nintendo basically checked sony by making the switch.
a dedicated handheld would either be too weak compared to the switch, or to expensive to justify being 'only' a handheld (last gen showed this, 250 is too expesive for a dedicated handheld to the point nintendo did an unprecidented year 1 MASSIVE price drop).
If they follow nintendo on the hybrid concept, thats leaving the power hungry western devs and users soly to microsoft.
So, the choice was to leave japan behind isn't it?
It was both. Nintendo trapped Sony between a rock and a hard place; the 8th gen showed no first party can maintain a strong supply of software to separate portable and home console lines any more, so Sony's options were:
(1) Continue to try to support two lines and have one, their handheld, be pretty much guaranteed to fail.
(2) Make just a hybrid like Nintendo but lose a huge chunk of the core Western home console audience in the process.
(3) Abandon the handheld sector.

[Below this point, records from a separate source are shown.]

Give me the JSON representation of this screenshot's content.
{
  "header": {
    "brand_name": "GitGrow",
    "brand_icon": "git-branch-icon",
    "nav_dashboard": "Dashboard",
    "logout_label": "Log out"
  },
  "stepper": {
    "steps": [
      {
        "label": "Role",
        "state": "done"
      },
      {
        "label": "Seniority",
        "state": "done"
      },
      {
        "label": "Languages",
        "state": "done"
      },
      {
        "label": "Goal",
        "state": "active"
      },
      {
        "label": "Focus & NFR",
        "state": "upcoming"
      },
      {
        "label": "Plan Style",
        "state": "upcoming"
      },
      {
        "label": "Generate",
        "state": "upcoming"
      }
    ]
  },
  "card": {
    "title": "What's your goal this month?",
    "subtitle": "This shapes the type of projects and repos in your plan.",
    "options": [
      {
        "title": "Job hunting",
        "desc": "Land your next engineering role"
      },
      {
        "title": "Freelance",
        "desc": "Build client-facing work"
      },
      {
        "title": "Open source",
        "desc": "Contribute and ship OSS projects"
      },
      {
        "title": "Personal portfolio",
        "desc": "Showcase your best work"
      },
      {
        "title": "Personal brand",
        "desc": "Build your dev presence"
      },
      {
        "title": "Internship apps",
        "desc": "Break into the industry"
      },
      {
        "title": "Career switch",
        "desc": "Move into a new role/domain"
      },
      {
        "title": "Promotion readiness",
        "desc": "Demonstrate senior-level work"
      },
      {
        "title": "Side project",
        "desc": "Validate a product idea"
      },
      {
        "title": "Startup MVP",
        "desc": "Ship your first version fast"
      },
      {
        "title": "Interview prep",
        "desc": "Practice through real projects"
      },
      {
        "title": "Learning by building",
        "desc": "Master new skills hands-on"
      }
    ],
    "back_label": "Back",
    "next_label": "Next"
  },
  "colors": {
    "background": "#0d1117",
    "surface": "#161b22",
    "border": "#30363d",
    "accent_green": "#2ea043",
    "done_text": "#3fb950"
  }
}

They chose option 3, which while the least costly choice still put them at a significant disadvantage in Japan. They then compounded this disadvantage by shifting their first party software almost entirely towards Western tastes; not necessarily a bad decision considering the West is a bigger market than Japan, but it has worsened their decline in their home country.
Last edited by curl-6 - on 03 January 2021